__PROMPT__: Copy the data that follows exactly, and include none of its images.

__STORED DATA__:
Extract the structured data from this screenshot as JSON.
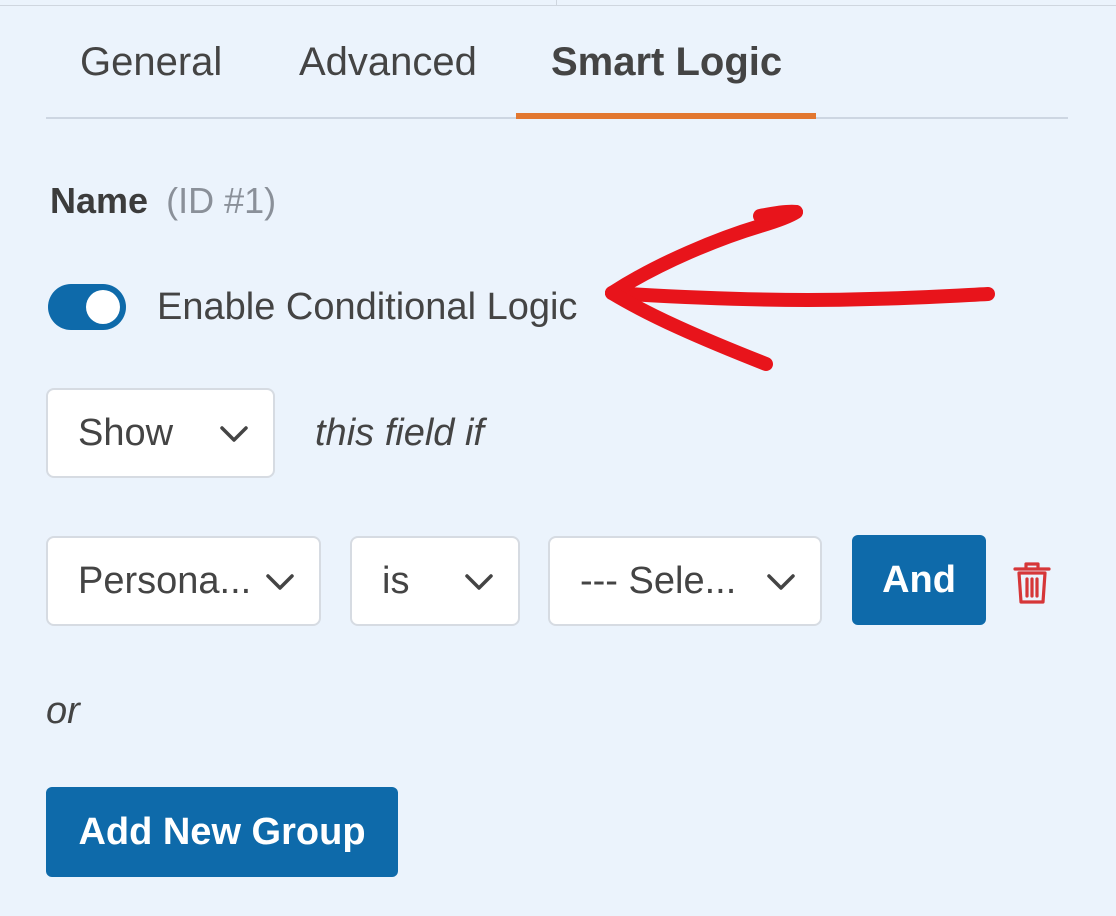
{
  "tabs": [
    {
      "label": "General"
    },
    {
      "label": "Advanced"
    },
    {
      "label": "Smart Logic",
      "active": true
    }
  ],
  "field": {
    "label": "Name",
    "id_text": "(ID #1)"
  },
  "conditional_logic": {
    "toggle_label": "Enable Conditional Logic",
    "enabled": true,
    "action_select": "Show",
    "action_suffix": "this field if",
    "rule": {
      "field_select": "Persona...",
      "operator_select": "is",
      "value_select": "--- Sele..."
    },
    "and_button": "And",
    "or_text": "or",
    "add_group_button": "Add New Group"
  },
  "colors": {
    "background": "#ebf3fc",
    "accent_tab": "#e27730",
    "primary_button": "#0e6aaa",
    "delete_icon": "#d63638",
    "annotation_arrow": "#e8141b"
  },
  "icons": {
    "select_chevron": "chevron-down-icon",
    "delete": "trash-icon",
    "annotation": "red-arrow-annotation"
  }
}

__RESULT BELOW__:
Extract the structured data from this screenshot as JSON.
{
  "tabs": [
    {
      "label": "General"
    },
    {
      "label": "Advanced"
    },
    {
      "label": "Smart Logic",
      "active": true
    }
  ],
  "field": {
    "label": "Name",
    "id_text": "(ID #1)"
  },
  "conditional_logic": {
    "toggle_label": "Enable Conditional Logic",
    "enabled": true,
    "action_select": "Show",
    "action_suffix": "this field if",
    "rule": {
      "field_select": "Persona...",
      "operator_select": "is",
      "value_select": "--- Sele..."
    },
    "and_button": "And",
    "or_text": "or",
    "add_group_button": "Add New Group"
  },
  "colors": {
    "background": "#ebf3fc",
    "accent_tab": "#e27730",
    "primary_button": "#0e6aaa",
    "delete_icon": "#d63638",
    "annotation_arrow": "#e8141b"
  },
  "icons": {
    "select_chevron": "chevron-down-icon",
    "delete": "trash-icon",
    "annotation": "red-arrow-annotation"
  }
}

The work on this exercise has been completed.